▼

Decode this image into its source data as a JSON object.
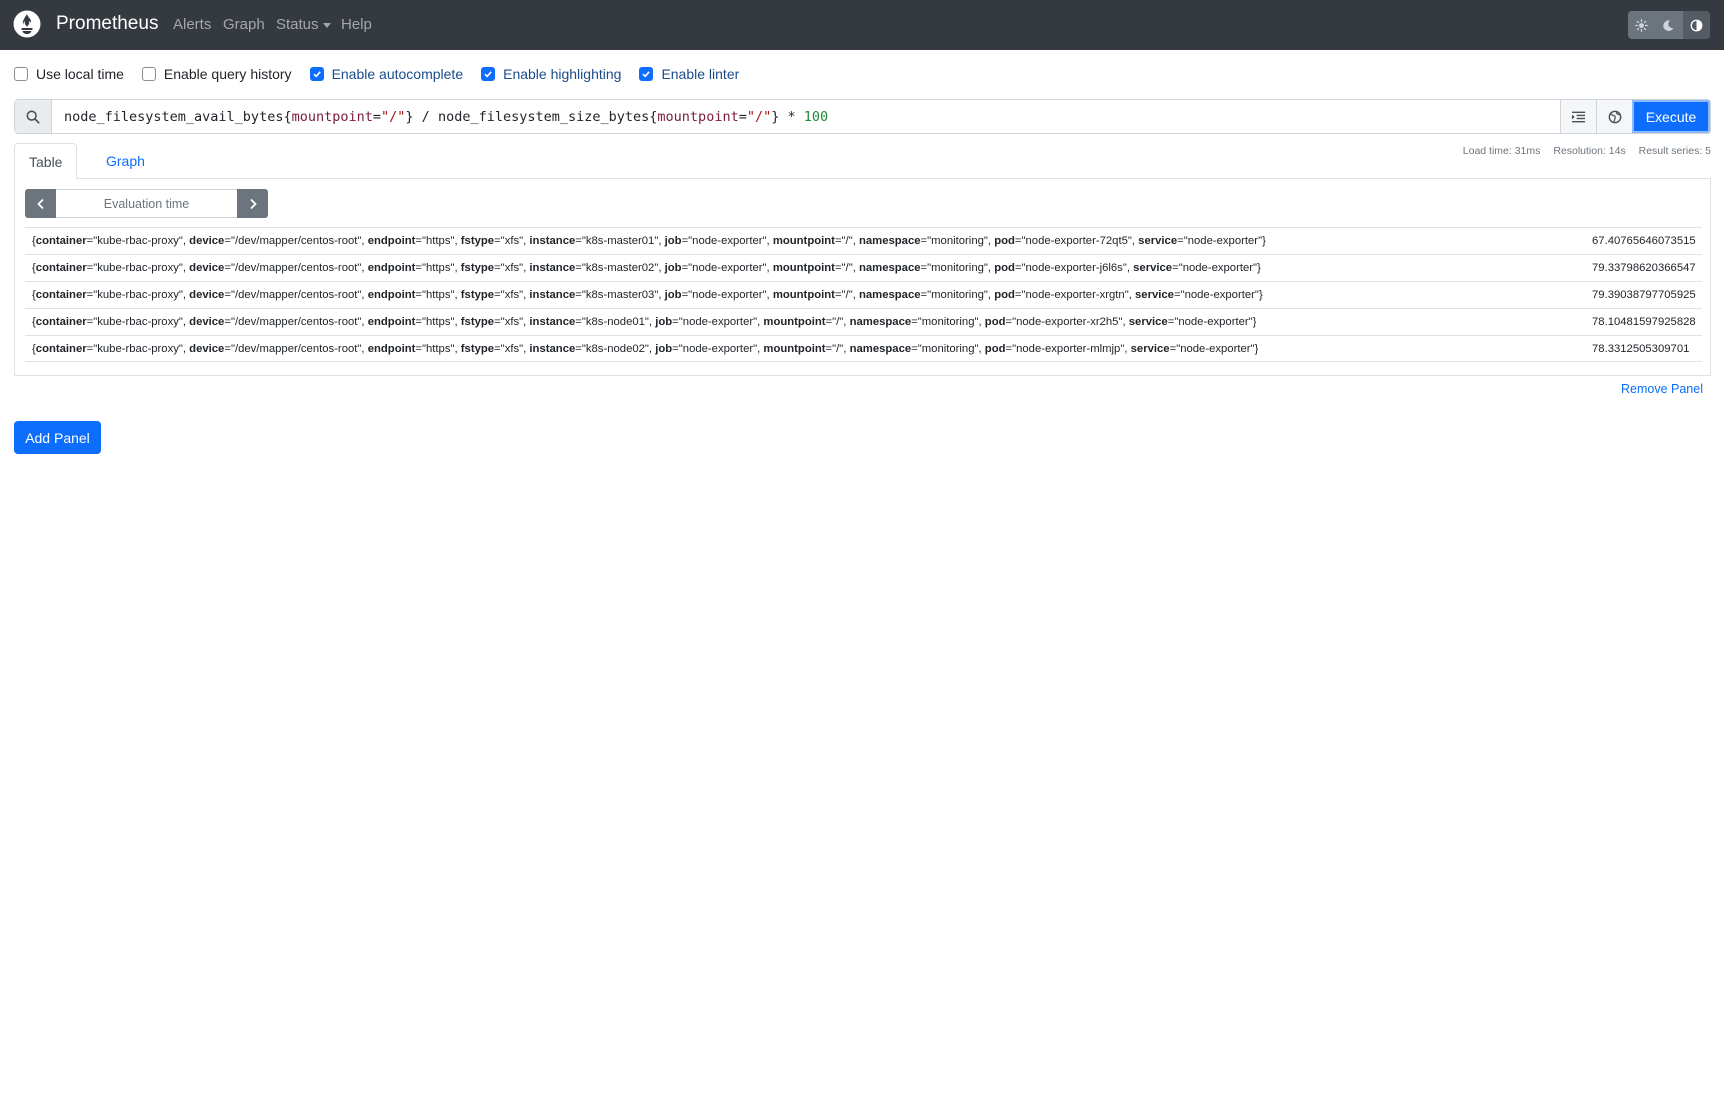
{
  "navbar": {
    "brand": "Prometheus",
    "links": [
      {
        "label": "Alerts"
      },
      {
        "label": "Graph"
      },
      {
        "label": "Status"
      },
      {
        "label": "Help"
      }
    ]
  },
  "options": [
    {
      "label": "Use local time",
      "checked": false
    },
    {
      "label": "Enable query history",
      "checked": false
    },
    {
      "label": "Enable autocomplete",
      "checked": true
    },
    {
      "label": "Enable highlighting",
      "checked": true
    },
    {
      "label": "Enable linter",
      "checked": true
    }
  ],
  "query": {
    "metric1": "node_filesystem_avail_bytes",
    "label1": "mountpoint",
    "value1": "\"/\"",
    "operator": "/",
    "metric2": "node_filesystem_size_bytes",
    "label2": "mountpoint",
    "value2": "\"/\"",
    "operator2": "*",
    "number": "100",
    "execute_label": "Execute"
  },
  "stats": {
    "load_time": "Load time: 31ms",
    "resolution": "Resolution: 14s",
    "result_series": "Result series: 5"
  },
  "tabs": [
    {
      "label": "Table",
      "active": true
    },
    {
      "label": "Graph",
      "active": false
    }
  ],
  "eval_time_placeholder": "Evaluation time",
  "results": [
    {
      "container": "kube-rbac-proxy",
      "device": "/dev/mapper/centos-root",
      "endpoint": "https",
      "fstype": "xfs",
      "instance": "k8s-master01",
      "job": "node-exporter",
      "mountpoint": "/",
      "namespace": "monitoring",
      "pod": "node-exporter-72qt5",
      "service": "node-exporter",
      "value": "67.40765646073515"
    },
    {
      "container": "kube-rbac-proxy",
      "device": "/dev/mapper/centos-root",
      "endpoint": "https",
      "fstype": "xfs",
      "instance": "k8s-master02",
      "job": "node-exporter",
      "mountpoint": "/",
      "namespace": "monitoring",
      "pod": "node-exporter-j6l6s",
      "service": "node-exporter",
      "value": "79.33798620366547"
    },
    {
      "container": "kube-rbac-proxy",
      "device": "/dev/mapper/centos-root",
      "endpoint": "https",
      "fstype": "xfs",
      "instance": "k8s-master03",
      "job": "node-exporter",
      "mountpoint": "/",
      "namespace": "monitoring",
      "pod": "node-exporter-xrgtn",
      "service": "node-exporter",
      "value": "79.39038797705925"
    },
    {
      "container": "kube-rbac-proxy",
      "device": "/dev/mapper/centos-root",
      "endpoint": "https",
      "fstype": "xfs",
      "instance": "k8s-node01",
      "job": "node-exporter",
      "mountpoint": "/",
      "namespace": "monitoring",
      "pod": "node-exporter-xr2h5",
      "service": "node-exporter",
      "value": "78.10481597925828"
    },
    {
      "container": "kube-rbac-proxy",
      "device": "/dev/mapper/centos-root",
      "endpoint": "https",
      "fstype": "xfs",
      "instance": "k8s-node02",
      "job": "node-exporter",
      "mountpoint": "/",
      "namespace": "monitoring",
      "pod": "node-exporter-mlmjp",
      "service": "node-exporter",
      "value": "78.3312505309701"
    }
  ],
  "remove_panel_label": "Remove Panel",
  "add_panel_label": "Add Panel",
  "colors": {
    "navbar": "#343a40",
    "primary": "#0d6efd",
    "secondary": "#6c757d"
  },
  "icons": {
    "brand": "prometheus-flame-icon",
    "search": "search-icon",
    "format": "format-indent-icon",
    "metrics": "globe-icon",
    "prev": "chevron-left-icon",
    "next": "chevron-right-icon",
    "theme_light": "sun-icon",
    "theme_dark": "moon-icon",
    "theme_auto": "half-circle-icon"
  }
}
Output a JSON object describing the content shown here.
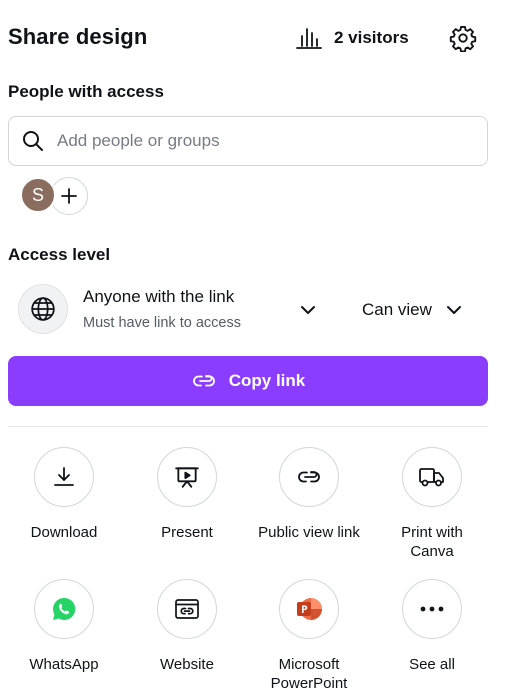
{
  "header": {
    "title": "Share design",
    "visitors_label": "2 visitors"
  },
  "people": {
    "heading": "People with access",
    "search_placeholder": "Add people or groups",
    "avatar_initial": "S",
    "avatar_color": "#8a6d5e"
  },
  "access": {
    "heading": "Access level",
    "link_setting": "Anyone with the link",
    "link_subtext": "Must have link to access",
    "permission": "Can view"
  },
  "copy_link": {
    "label": "Copy link",
    "color": "#8b3dff"
  },
  "actions": [
    {
      "label": "Download",
      "icon": "download-icon"
    },
    {
      "label": "Present",
      "icon": "present-icon"
    },
    {
      "label": "Public view link",
      "icon": "link-icon"
    },
    {
      "label": "Print with Canva",
      "icon": "truck-icon"
    },
    {
      "label": "WhatsApp",
      "icon": "whatsapp-icon"
    },
    {
      "label": "Website",
      "icon": "website-icon"
    },
    {
      "label": "Microsoft PowerPoint",
      "icon": "powerpoint-icon"
    },
    {
      "label": "See all",
      "icon": "more-icon"
    }
  ]
}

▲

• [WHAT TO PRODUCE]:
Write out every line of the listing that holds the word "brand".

• [WRITTEN ANSWER]:
    "brand": "Prometheus",
    "brand": "prometheus-flame-icon",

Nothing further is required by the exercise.